Best Wellers Pick
Every other month the staff of Weller Book Works nominates and then votes on books we deem worthy of extra attention, our Best Weller's selection. We discount these books to you by 20% during the months for which they're chosen because we believe in them.
“Those who cannot remember the past are condemned to repeat it.” – George Santayana
The Historian Timothy Egan has once again written a book that comes alive on it’s pages. This time it is not only an engaging read, but a timely one. In a day when so many are pushing their agenda, we could learn from this book how easy it is for a dogma to infiltrate our society.
During America’s Jazz Age- the Roaring Twenties, a time of “Great Gatsby” frivolity- a uniquely American hate group rose to power, threatening our way of life: the Ku Klux Klan. Not the old Confederacy variety, but a group of wide encompassing hatred, not only percecuting Black people but also immigrants, Jews, and Catholics alike. Egan focuses on the man who brought this to being, D.C. Stephenson.

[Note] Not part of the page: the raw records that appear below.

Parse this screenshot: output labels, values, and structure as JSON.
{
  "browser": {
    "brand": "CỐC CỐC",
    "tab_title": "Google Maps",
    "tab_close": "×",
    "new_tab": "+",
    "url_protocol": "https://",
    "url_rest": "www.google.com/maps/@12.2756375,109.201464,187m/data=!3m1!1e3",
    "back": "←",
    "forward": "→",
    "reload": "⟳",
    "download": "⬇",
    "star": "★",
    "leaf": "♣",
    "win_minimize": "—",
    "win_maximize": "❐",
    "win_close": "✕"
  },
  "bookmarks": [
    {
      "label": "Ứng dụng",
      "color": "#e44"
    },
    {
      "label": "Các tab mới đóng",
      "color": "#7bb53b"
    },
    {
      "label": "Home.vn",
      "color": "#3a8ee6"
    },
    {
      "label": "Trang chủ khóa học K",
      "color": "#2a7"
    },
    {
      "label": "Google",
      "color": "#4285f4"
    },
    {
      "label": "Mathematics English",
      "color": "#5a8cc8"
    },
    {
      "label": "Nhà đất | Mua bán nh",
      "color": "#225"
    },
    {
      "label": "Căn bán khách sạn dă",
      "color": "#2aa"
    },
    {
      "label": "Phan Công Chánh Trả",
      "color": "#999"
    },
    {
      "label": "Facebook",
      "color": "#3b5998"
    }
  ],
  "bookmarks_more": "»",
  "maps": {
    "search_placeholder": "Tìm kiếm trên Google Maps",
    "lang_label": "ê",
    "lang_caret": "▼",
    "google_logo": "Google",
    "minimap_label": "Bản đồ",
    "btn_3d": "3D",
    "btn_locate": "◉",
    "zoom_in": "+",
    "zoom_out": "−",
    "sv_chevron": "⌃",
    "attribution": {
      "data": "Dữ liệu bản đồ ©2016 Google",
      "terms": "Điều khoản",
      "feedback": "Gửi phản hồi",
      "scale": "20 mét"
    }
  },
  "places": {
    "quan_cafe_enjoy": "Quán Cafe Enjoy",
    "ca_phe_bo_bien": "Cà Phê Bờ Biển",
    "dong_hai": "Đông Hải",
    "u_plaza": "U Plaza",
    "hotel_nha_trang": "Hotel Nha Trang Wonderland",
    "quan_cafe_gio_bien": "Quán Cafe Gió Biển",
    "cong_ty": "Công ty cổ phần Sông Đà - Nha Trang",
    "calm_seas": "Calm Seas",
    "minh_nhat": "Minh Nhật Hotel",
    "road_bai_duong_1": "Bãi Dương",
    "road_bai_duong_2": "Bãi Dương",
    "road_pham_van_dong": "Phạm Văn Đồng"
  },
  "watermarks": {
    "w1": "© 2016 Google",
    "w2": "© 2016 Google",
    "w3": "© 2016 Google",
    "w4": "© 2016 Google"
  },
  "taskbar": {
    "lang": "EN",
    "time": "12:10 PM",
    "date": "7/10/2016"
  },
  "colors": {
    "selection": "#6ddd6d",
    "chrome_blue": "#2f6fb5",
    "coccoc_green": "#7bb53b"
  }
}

D.C. Stephenson blew into town, pretty much unknown and poor, but realized his thirst for fame and wealth through the Ku Klux Klan. His plan was to go through the local churches, to drive in crowds and extract a fee. His Klan was oriented to the family and he hid their intentions by selling the public on Americanism. However, D.C. Stephenson propegated Absentence, yet he was a raving alcoholic; he preached virtue, but was a rapist. The Klan soon became accepted because they used certain social conditions to stir fear in the general populace. One was prohibition, which was seen as a crutch for the flood of immigrants coming into the country- Irish and Greek immigrants met and drank at their local pubs. Secondly, the liberation of women and the dawning of the flapper age. Thirdly, the great migration of Black people into the Northern states. The movie “Birth of a Nation” was seen by one out of every four Americans, and is called “the greatest racial propaganda film of all times” by Egan. Black people in the film were portrayed as savage simpletons and a threat to white women. When a white woman is being attacked, it is a hooded Klan member that comes to the rescue.

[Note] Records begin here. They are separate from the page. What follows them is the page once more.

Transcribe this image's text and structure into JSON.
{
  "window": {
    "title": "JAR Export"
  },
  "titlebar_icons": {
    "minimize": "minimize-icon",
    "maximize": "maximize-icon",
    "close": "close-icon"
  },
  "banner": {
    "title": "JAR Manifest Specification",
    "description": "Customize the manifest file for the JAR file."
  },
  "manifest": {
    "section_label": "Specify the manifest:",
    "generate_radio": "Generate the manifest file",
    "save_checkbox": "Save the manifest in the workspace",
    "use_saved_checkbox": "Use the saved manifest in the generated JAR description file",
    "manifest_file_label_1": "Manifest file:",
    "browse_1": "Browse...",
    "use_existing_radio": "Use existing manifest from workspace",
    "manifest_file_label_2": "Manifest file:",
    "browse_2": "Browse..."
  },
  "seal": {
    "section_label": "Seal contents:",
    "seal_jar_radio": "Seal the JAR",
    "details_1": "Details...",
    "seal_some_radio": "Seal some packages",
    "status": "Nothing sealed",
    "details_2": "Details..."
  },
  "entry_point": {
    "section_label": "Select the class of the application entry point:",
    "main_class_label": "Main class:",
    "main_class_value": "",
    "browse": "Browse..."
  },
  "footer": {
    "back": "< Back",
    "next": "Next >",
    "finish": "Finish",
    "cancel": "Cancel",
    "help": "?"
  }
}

At it’s height, the Klan’s membership numbered in the hundreds of thousands. Local law enforcement agencies, political offices, and religious leaderships were infiltrated and soon the Klan became the law. One out of every third male in Indiana was a Klan member. Wanting the Klan to be family oriented, Stephenson created a Women’s Klan and even one geared for kids, known as the Ku Klux Kiddies. It is a dark period of History that Egan vividly portrays in his book.

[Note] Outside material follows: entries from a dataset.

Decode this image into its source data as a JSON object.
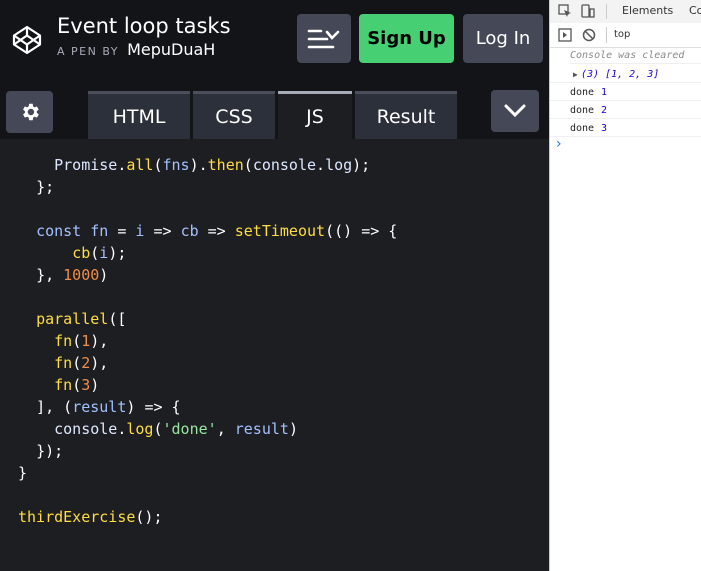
{
  "header": {
    "title": "Event loop tasks",
    "subtitle_prefix": "A PEN BY",
    "author": "MepuDuaH",
    "signup_label": "Sign Up",
    "login_label": "Log In"
  },
  "tabs": [
    {
      "label": "HTML",
      "active": false
    },
    {
      "label": "CSS",
      "active": false
    },
    {
      "label": "JS",
      "active": true
    },
    {
      "label": "Result",
      "active": false
    }
  ],
  "code_lines": [
    "    Promise.all(fns).then(console.log);",
    "  };",
    "",
    "  const fn = i => cb => setTimeout(() => {",
    "      cb(i);",
    "  }, 1000)",
    "",
    "  parallel([",
    "    fn(1),",
    "    fn(2),",
    "    fn(3)",
    "  ], (result) => {",
    "    console.log('done', result)",
    "  });",
    "}",
    "",
    "thirdExercise();"
  ],
  "devtools": {
    "tabs": [
      "Elements",
      "Co"
    ],
    "context": "top",
    "console_cleared": "Console was cleared",
    "array_log": "(3) [1, 2, 3]",
    "logs": [
      {
        "text": "done",
        "value": "1"
      },
      {
        "text": "done",
        "value": "2"
      },
      {
        "text": "done",
        "value": "3"
      }
    ],
    "prompt": "›"
  }
}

Several people and organizations tried to stop the movement but were mainly unsuccessful. A newspaper editor was thrown in jail for attacking the Klan. When a plot to bomb the golden dome of Notre Dame, a Catholic school, was unsuccessful thousands of Klan members marched against the school, only to be meet by potato throwing students. The NAACP went against the Klan with a publication called “Tolerance,” exposing identities of Klan members on the last page, but it backfired, for when people saw who were Klan members it prompted them to join.
Book reviews should be geared toward making the reader want to buy and read the book, so I am not going to go into the spoiler aspect of the subtitle of the book, just let me say that the woman who stopped the Klan experienced terrible events, being raped by Stepheson and through the trial she would not stop. Madge Oberholtzer was a 28 year old teacher and a Suffragette. She cut her hair in a bob and attended speak easy, but when her job was on the chopping block, she went to Stephenson for help. Stephenson called the trial a” Witch Hunt”, sound familiar? Even when he was going to court for this case, happening during an election year, politicians who claimed Klan ideas were being elected in droves. It was her final testimony which convicted Stephenson and exposed the agenda of hatred which drove the Klan.
This book will draw you in and give you a glimpse of American History which has mostly be forgotten. It’s a dark work, but there is hope in the end, just as there is hope for us in our times. -- Frank Pester